Alexandrowicz, Neal; Holbrook, John

With their high degree of dimensional and temporal variability, and general lack of consistent markers, fluvial deposits are notoriously difficult to correlate. Where persistent marker beds are rare, and chronostratigraphic/biostratigraphic control is coarse, sequence stratigraphy is commonly applied. Building on the assumptive principle that the degree of channel-belt amalgamation is determined by rate of accommodation change versus sediment supply, sequence stratigraphy can be used to identify and correlate high-accommodation (mixed lithology, dispersed channel belt) and low-accommodation (sand dominated, amalgamated channel belt) systems tracts. Rather than directly correlating sandstone units within a low accommodation interval, the buffer approach identifies and correlates an interval of space (a "buffer zone") which is suggestive of protracted base-level stability. Buffer zones are defined by a set of upper and lower longitudinal profiles, influenced by upstream controls, that represent the highest surface of aggradation and the lowest depth of incision, respectively, that a river could achieve during the period of base-level stability, and can constitute intervals of one to multiple channel-belt thicknesses. The long term stability of a buffer zone will promote lateral reworking of rivers to form channel belt and/or multivalley sheets as they fill the buffer space. Stratigraphic intervals recording stable buffers are here identified by anomalously high lateral occurrence of channel sand bodies, defined by an "exceedance factor" which is the ratio by which sand occurrence in wells or sections exceeds that which would occur randomly on an aggrading floodplain. A "confidence factor" is then determined to assess the degree to which the correlated fluvial facies are indeed within this same stratigraphic interval, and is the ratio between the thickness of the buffer zone and the thickness between overlying and underlying independently determined correlation lines. The buffer approach has the advantage of correlating a zone of channel body probability instead of directly correlating lithology. Thus, it does not require similarity of sand bodies laterally, nor does it require that sand fill the entire interval or even be present to correlate the interval through a section. Though it does not identify all potential sequences and cannot provide correlations for non-stable intervals, it does provide a conceptual basis for additional correlations.

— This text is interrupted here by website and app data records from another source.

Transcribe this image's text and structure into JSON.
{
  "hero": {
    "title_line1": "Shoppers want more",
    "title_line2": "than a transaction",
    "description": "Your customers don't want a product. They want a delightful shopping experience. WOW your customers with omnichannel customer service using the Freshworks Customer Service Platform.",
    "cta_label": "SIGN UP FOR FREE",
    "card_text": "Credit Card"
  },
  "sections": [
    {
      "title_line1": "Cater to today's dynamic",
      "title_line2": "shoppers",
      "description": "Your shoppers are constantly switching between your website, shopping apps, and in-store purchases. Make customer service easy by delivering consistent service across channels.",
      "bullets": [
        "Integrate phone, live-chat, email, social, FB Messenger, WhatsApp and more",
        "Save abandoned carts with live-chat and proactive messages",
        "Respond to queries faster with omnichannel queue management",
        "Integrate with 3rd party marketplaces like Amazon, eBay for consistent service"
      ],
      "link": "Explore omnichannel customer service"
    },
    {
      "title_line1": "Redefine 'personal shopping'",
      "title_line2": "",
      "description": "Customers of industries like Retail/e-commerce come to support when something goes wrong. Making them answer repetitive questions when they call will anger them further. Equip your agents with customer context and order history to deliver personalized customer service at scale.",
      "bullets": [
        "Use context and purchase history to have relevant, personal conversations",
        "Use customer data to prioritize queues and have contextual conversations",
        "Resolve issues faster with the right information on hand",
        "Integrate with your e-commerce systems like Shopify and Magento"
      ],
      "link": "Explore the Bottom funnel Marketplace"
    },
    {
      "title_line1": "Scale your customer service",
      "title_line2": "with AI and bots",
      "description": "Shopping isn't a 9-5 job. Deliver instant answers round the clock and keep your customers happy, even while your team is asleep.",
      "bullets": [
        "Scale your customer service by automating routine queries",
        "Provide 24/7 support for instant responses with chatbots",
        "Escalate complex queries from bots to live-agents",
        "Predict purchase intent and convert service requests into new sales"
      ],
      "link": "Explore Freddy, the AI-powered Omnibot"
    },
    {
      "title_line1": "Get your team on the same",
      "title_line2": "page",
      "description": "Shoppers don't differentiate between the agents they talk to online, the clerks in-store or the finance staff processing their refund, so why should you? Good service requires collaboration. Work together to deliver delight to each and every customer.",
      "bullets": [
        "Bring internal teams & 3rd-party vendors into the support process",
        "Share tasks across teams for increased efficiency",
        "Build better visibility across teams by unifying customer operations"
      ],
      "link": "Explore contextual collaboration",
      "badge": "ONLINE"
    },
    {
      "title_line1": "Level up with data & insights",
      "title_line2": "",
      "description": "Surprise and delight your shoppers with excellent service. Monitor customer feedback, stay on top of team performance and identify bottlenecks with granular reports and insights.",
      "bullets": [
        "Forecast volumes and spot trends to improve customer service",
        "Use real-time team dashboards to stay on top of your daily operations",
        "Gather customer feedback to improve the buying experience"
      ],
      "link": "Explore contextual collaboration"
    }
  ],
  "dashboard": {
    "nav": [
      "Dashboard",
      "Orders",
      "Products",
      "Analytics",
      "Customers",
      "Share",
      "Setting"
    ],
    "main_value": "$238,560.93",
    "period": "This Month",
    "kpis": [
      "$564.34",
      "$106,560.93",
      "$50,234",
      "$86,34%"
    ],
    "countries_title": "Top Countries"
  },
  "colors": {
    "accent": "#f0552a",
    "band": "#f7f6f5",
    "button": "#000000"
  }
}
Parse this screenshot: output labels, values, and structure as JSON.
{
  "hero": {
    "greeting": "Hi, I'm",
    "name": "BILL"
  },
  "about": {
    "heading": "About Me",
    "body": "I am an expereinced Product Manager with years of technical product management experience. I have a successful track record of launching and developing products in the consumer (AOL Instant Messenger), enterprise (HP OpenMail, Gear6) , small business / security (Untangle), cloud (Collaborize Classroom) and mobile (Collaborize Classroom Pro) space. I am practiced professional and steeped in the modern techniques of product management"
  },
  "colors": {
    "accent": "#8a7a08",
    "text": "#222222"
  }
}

AAPG Search and Discovery Article #90163©2013AAPG 2013 Annual Convention and Exhibition, Pittsburgh, Pennsylvania, May 19-22, 2013